The palpable buzz after a 6-4 victory in Game 1 in the qualifying round against Edmonton is gone after a concerning defensive performance that was accompanied by a lot of positional and puck-handling sloppiness in Game 2. Led by Connor McDavid’s first career playoff hat trick and puck donations from Corey Crawford, Ryan Carpenter, and Alex Nylander, it was the Oilers’ turn to put up half a dozen on the scoresheet.

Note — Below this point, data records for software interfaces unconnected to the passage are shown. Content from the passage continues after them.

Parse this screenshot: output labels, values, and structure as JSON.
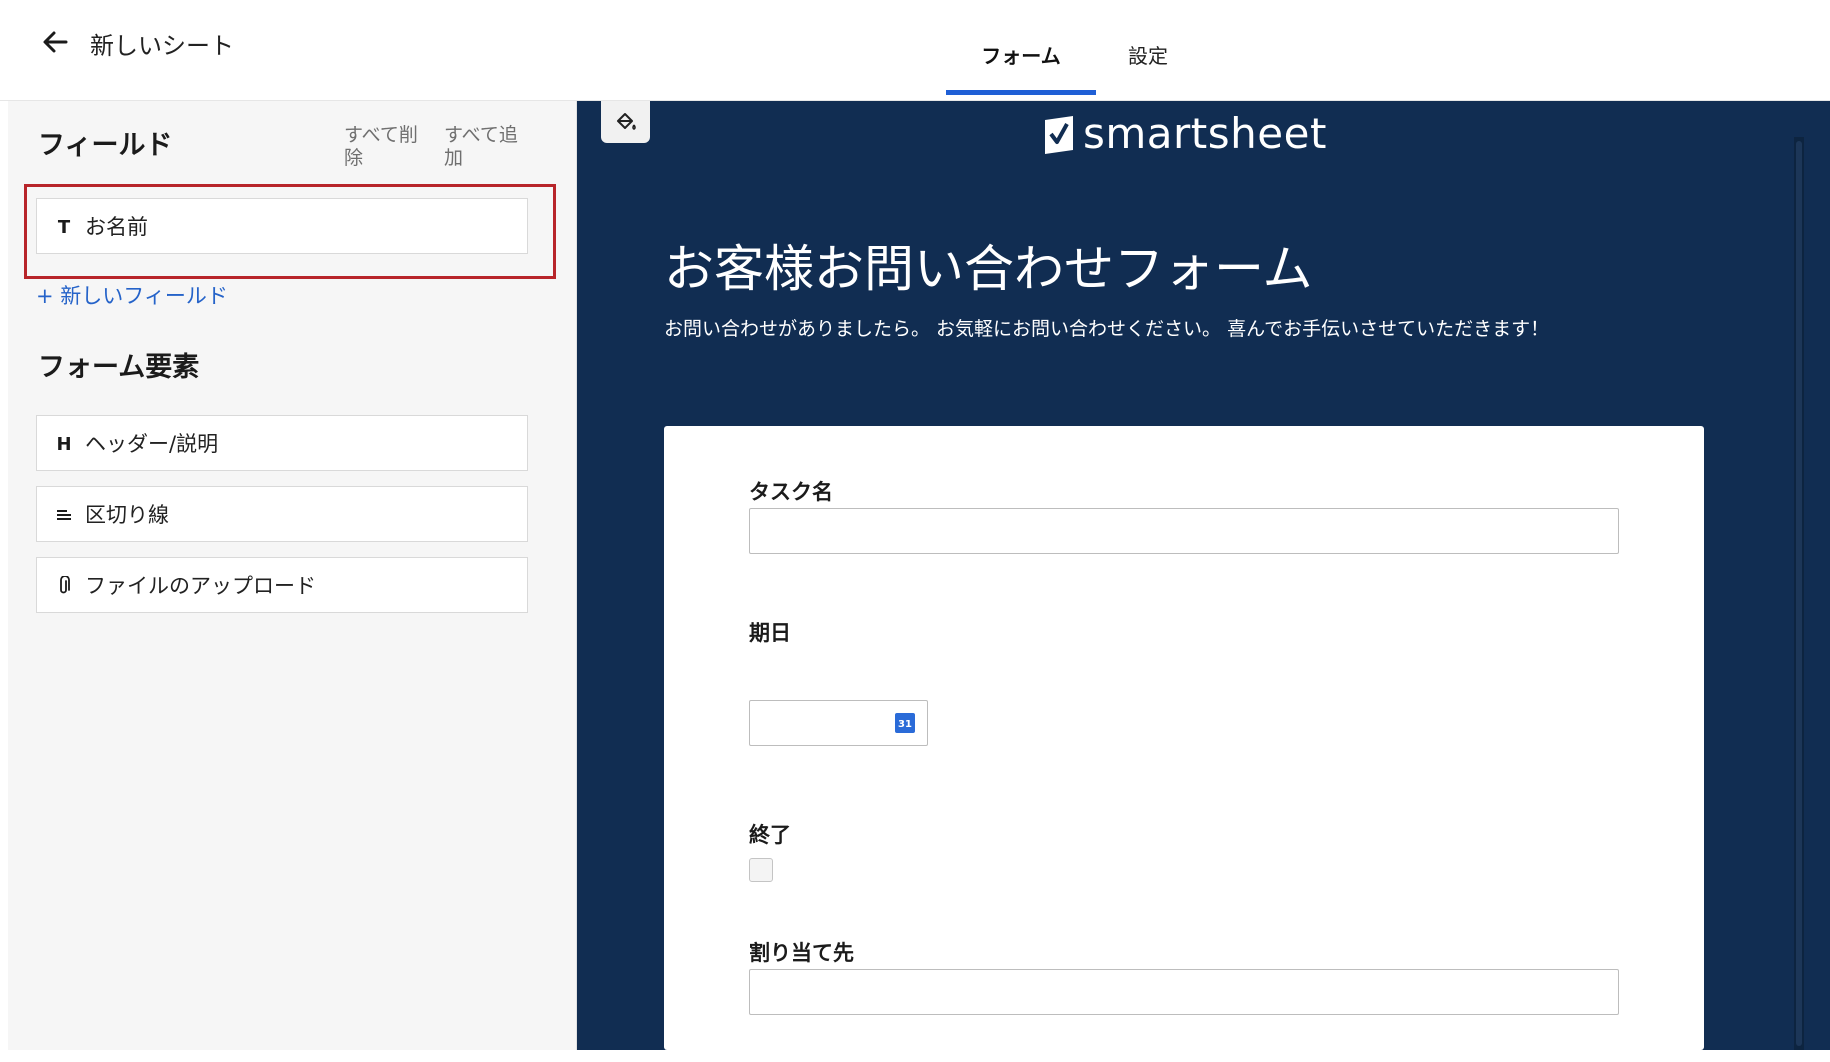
{
  "header": {
    "sheet_title": "新しいシート",
    "tabs": [
      {
        "label": "フォーム",
        "active": true
      },
      {
        "label": "設定",
        "active": false
      }
    ],
    "accent_color": "#1f5fd6"
  },
  "sidebar": {
    "fields_title": "フィールド",
    "remove_all": "すべて削除",
    "add_all": "すべて追加",
    "fields": [
      {
        "icon": "T",
        "label": "お名前"
      }
    ],
    "new_field_link": "+ 新しいフィールド",
    "elements_title": "フォーム要素",
    "elements": [
      {
        "icon": "H",
        "label": "ヘッダー/説明"
      },
      {
        "icon": "divider-icon",
        "label": "区切り線"
      },
      {
        "icon": "paperclip-icon",
        "label": "ファイルのアップロード"
      }
    ],
    "highlight_color": "#b8252a"
  },
  "preview": {
    "background_color": "#112d52",
    "logo_text": "smartsheet",
    "form_title": "お客様お問い合わせフォーム",
    "form_description": "お問い合わせがありましたら。 お気軽にお問い合わせください。 喜んでお手伝いさせていただきます！",
    "questions": [
      {
        "label": "タスク名",
        "type": "text"
      },
      {
        "label": "期日",
        "type": "date",
        "calendar_icon_text": "31"
      },
      {
        "label": "終了",
        "type": "checkbox"
      },
      {
        "label": "割り当て先",
        "type": "text"
      }
    ]
  }
}
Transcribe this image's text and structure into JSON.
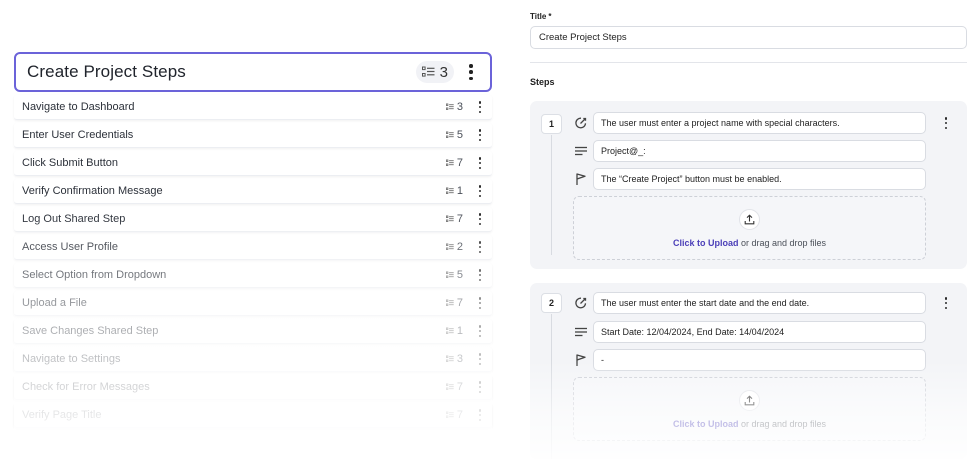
{
  "selected_shared_step": {
    "title": "Create Project Steps",
    "step_count": "3",
    "count_icon": "list-steps-icon",
    "menu_icon": "kebab-menu-icon"
  },
  "shared_steps": [
    {
      "label": "Navigate to Dashboard",
      "count": "3"
    },
    {
      "label": "Enter User Credentials",
      "count": "5"
    },
    {
      "label": "Click Submit Button",
      "count": "7"
    },
    {
      "label": "Verify Confirmation Message",
      "count": "1"
    },
    {
      "label": "Log Out Shared Step",
      "count": "7"
    },
    {
      "label": "Access User Profile",
      "count": "2"
    },
    {
      "label": "Select Option from Dropdown",
      "count": "5"
    },
    {
      "label": "Upload a File",
      "count": "7"
    },
    {
      "label": "Save Changes Shared Step",
      "count": "1"
    },
    {
      "label": "Navigate to Settings",
      "count": "3"
    },
    {
      "label": "Check for Error Messages",
      "count": "7"
    },
    {
      "label": "Verify Page Title",
      "count": "7"
    }
  ],
  "form": {
    "title_label": "Title",
    "required_marker": "*",
    "title_value": "Create Project Steps",
    "steps_label": "Steps"
  },
  "steps": [
    {
      "number": "1",
      "action": "The user must enter a project name with special characters.",
      "data": "Project@_:",
      "expected": "The “Create Project” button must be enabled.",
      "upload_link": "Click to Upload",
      "upload_rest": " or drag and drop files"
    },
    {
      "number": "2",
      "action": "The user must enter the start date and the end date.",
      "data": "Start Date: 12/04/2024, End Date: 14/04/2024",
      "expected": "-",
      "upload_link": "Click to Upload",
      "upload_rest": " or drag and drop files"
    }
  ],
  "colors": {
    "accent": "#6b63d9",
    "link": "#4b3fb8",
    "card_bg": "#f3f4f7"
  },
  "icons": {
    "action": "edit-circle-icon",
    "data": "text-lines-icon",
    "expected": "flag-icon",
    "upload": "upload-icon"
  }
}
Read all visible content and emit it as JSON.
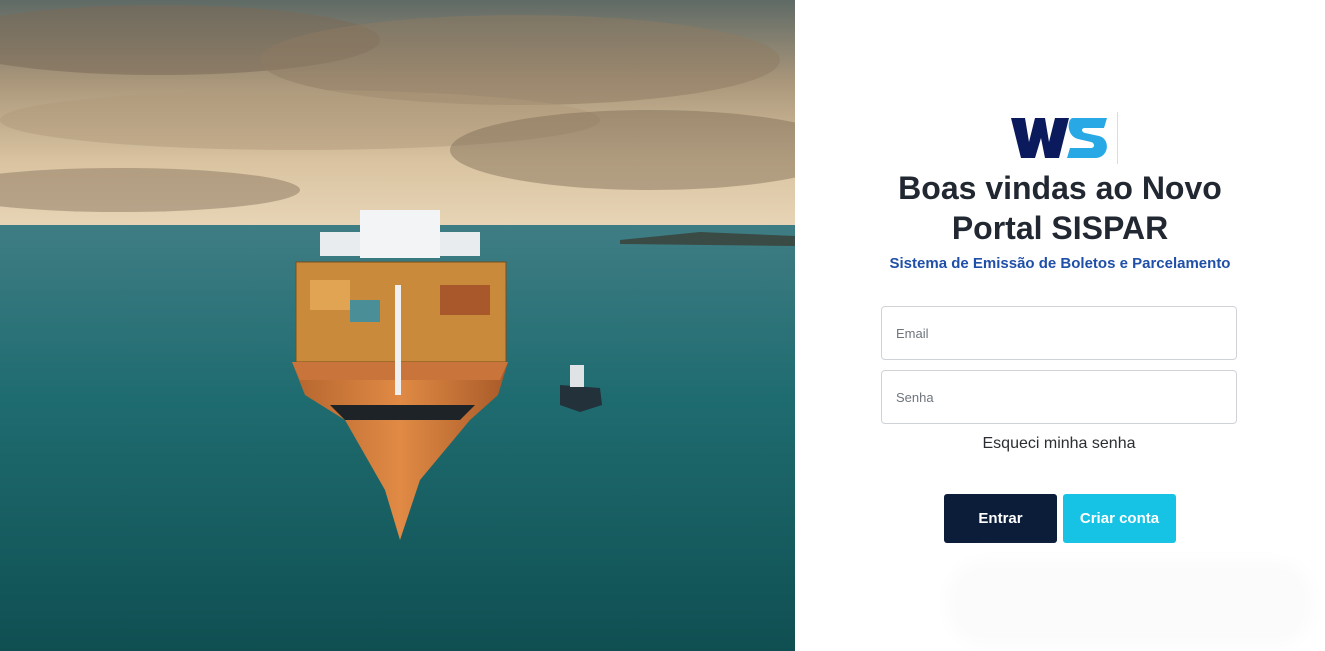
{
  "hero": {
    "image": "cargo-ship-at-sea-photo"
  },
  "brand": {
    "logo_icon": "ws-logo-icon",
    "dark_color": "#0a1a5c",
    "light_color": "#29a8e6"
  },
  "login": {
    "title_line1": "Boas vindas ao Novo",
    "title_line2": "Portal SISPAR",
    "subtitle": "Sistema de Emissão de Boletos e Parcelamento",
    "email_placeholder": "Email",
    "password_placeholder": "Senha",
    "forgot_label": "Esqueci minha senha",
    "enter_label": "Entrar",
    "create_label": "Criar conta"
  },
  "colors": {
    "primary": "#0c1d3a",
    "accent": "#17c3e4",
    "subtitle": "#1f4fa8"
  }
}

Crawford was completely hung out to dry by his defense. Well, except for the fifth goal when he put it on a silver platter for James Neal. Adam Boqvist looked exactly like a 19-year-old in his first ever postseason action, especially on the first goal – which came 19 seconds into the game. Boqvist cheated on the completely other end of the ice, and a loose puck found the best player in the world uncontested in front of Crawford for his first of three. A few minutes later, Olli Maatta, known for not being so fleet of foot on the blueline, got beat from the neutral zone and in by McDavid who also showed off an excellent backhand that he sent to the roof of the net.
The third goal is where we begin to focus on lineup changes. Nylander failed to handle a simple outlet pass in the neutral zone. Unfortunately for him too, a shot went off his stick and redirected past Crawford for the third goal. That was a microcosm of Nylander’s season (and young career). He hasn’t made smart plays and has been soft on the puck all season.
Drake Caggiula’s suspension also loomed large. He’s one of few Blackhawks that plays with sandpaper, and he can contribute offensively on the third line. John Quenneville hardly played, and Nylander was brutal. His return will be much welcomed in Game 3.
I also thought Dylan Strome had a poor game, and he and Boqvist could not remove James Neal of the puck after Crawford’s gaffe for the sixth goal. I thought overall Kirby Dach had a strong game, but fresh off tying the game at three, you can’t take a neutral zone penalty against the best NHL power play of the last four decades. They’re damn near automatic. When you come back from a 3-1 deficit to tie, you can’t take a bad penalty in a non-danger area. Carpenter had a terrible clearing effort on the backhand which led to McDavid’s centering pass double-deflecting off Hawks into the net, but to be 4-on-5 in that scenario was tough.
Overall, here’s what I’d do:
- Leave Saad-Toews-Kubalik alone. They’re awesome.
- I’d put Dach between DeBrincat and Kane.
- With Dach up, you move Strome down and put him on the wing. Carpenter is capable of being a third-line center. I think Caggiula-Carpenter-Strome could be a strong third line.
- Sit Nylander and Quenneville (who Colliton obviously didn’t trust). I’m going for grit here on the fourth line to grind down a finesse team like Edmonton. That line should consist of Matthew Highmore, David Kampf, and newly-inserted Dylan Sikura or Brandon Hagel.